5 tried-and-true strategies to help founders crush time management
This Symbl for Startups content series separates facts about the founder journey from fiction — with a little help from program mentors and startup experts. For additional information about how early stage businesses can benefit from the Symbl for Startups program, reach out to email@example.com.
“Time isn’t the main thing. It’s the only thing.” — Miles Davis
Finding balance is one of the most important things for founders to focus on as they build their businesses from the ground up. Burnout can take between 1 and 3 years to recover from, according to some experts, and the acceleration of remote work has made it significantly more difficult for teams to delineate work-life boundaries. Additionally, employees of early stage companies often find themselves wearing many hats, which means conscious prioritization is key for success.
In this article we’ll delve into a few helpful methods today’s entrepreneurs can implement to manage their workflows, keep exhaustion at bay and optimize productivity.
Make a daily game plan
There are many powerful benefits that arise from writing down your daily, weekly, monthly and yearly goals, but the most important of these is the daily to-do list. Invest in a planner with ample room for notes and diagrams and commit to spending the first 30 minutes of each day going over everything you hope to accomplish — experts widely agree that writing by hand has a leg up over typing in terms of information retention.
Getting started on less-than-exciting tasks is easier when you have a tangible goal to move toward, and you’ll fuel a sense of accomplishment by ticking off each box as you complete them.
First things first
An important aspect of creating your daily game plan involves prioritizing tasks from most important to least important. One way to do this is through the ABCDE method, which Time Hack Hero attributes to time management expert Alan Lakein. Basically, the most important tasks (aim for three or less) are assigned “A” level, less critical obligations that are still important or have a time constraint are assigned “B” level, “C”-level tasks are nice to get done but don’t have a time constraint, tasks assigned to “D” level can be delegated and everything else falls under “E.”
Ideally, you would complete all “A” tasks prior to starting on any “B” tasks, and so forth. This method prevents you from wasting time tackling the easiest tasks first and brushing off the ones that will actually have an impact on your business. If you’re having trouble prioritizing tasks, feel free to reach out to the Symbl for Startups team to ask about mentorship opportunities and a personalized plan for your business.
Put unstructured rest time on your schedule
This is arguably the most crucial item on the list. Humans simply cannot function without adequate resting periods interspersed throughout the day, and if you are a founder who puts your own needs last (so, all of you) then you’re at an even higher risk of burnout. If your team operates using shared calendars, make sure you pad yours with at least 17 minutes of rest for every 52 minutes of nose-to-the-grindstone concentration.
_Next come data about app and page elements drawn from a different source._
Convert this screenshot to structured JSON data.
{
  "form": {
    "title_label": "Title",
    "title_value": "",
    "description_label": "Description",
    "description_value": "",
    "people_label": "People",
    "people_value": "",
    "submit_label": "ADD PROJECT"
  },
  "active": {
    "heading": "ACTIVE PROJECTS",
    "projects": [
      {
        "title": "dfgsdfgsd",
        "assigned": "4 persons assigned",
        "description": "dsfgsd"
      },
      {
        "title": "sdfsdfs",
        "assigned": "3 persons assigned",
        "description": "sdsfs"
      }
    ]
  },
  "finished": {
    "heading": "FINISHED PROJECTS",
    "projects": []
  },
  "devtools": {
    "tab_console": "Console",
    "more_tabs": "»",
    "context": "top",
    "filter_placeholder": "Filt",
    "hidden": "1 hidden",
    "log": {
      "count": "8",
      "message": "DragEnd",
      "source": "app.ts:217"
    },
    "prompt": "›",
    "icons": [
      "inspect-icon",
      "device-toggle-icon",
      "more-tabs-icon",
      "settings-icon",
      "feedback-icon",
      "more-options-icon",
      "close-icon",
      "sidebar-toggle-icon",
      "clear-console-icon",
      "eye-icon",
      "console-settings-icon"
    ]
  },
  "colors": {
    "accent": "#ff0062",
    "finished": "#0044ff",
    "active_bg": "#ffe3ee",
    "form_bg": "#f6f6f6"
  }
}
This ratio comes from a study done by The Draugiem Group that tracked the number and cadence of breaks an organization’s top-performing employees took.
Something else to note is that your rest periods aren’t for non-work related tasks (grocery lists, etc.). They are meant to be unplugged, creative in nature and above all relaxing. Get up and remind yourself you have a physical body to move and take care of. Remember that you are a human being before you are a human “doing,” and your body and mind will be better off down the road if given adequate space and time to just be.
Delegate, delegate, delegate
Now we get to the “D” in the ABCDE method — delegation! Today’s founders have a jack-of-all-trades mentality with impressive skills to match, but you’ll never get anywhere by micromanaging your team or taking on assignments that deep down you know someone else has the bandwidth and ability to complete.
Delegating tasks can be truly scary for founders that wish to keep all aspects of their business close to the chest, but this is excellent practice for when your company scales and suddenly all of the production-related tasks are placed in the capable hands of your employees.
So what should be kept on your plate as the founder of a company? Top-level strategy, communication with investors, ensuring the company culture is healthy and refining your overall sales pitch are some aspects of the business you should still expect to work on day to day as your team grows.
Be realistic and respectful
Delegation is awesome, but everyone deserves to clock out at the end of the day regardless of how much work he or she has completed. Common sense can give you an idea of how much productivity to expect out of your employees and yourself initially, but you can and should rework these expectations based on the fulfillment of key performance indicators (KPIs).
Never assume that your employees will work overtime or on the weekends to hit your top-level goals — and they shouldn’t have to. Company culture can quickly sour when employees regularly feel overworked, especially if their compensation doesn’t make up for those extra hours.
When it comes down to the wire, impeccable time management practices can make or break your business. Luckily, these skills can be learned with just a little effort and guidance.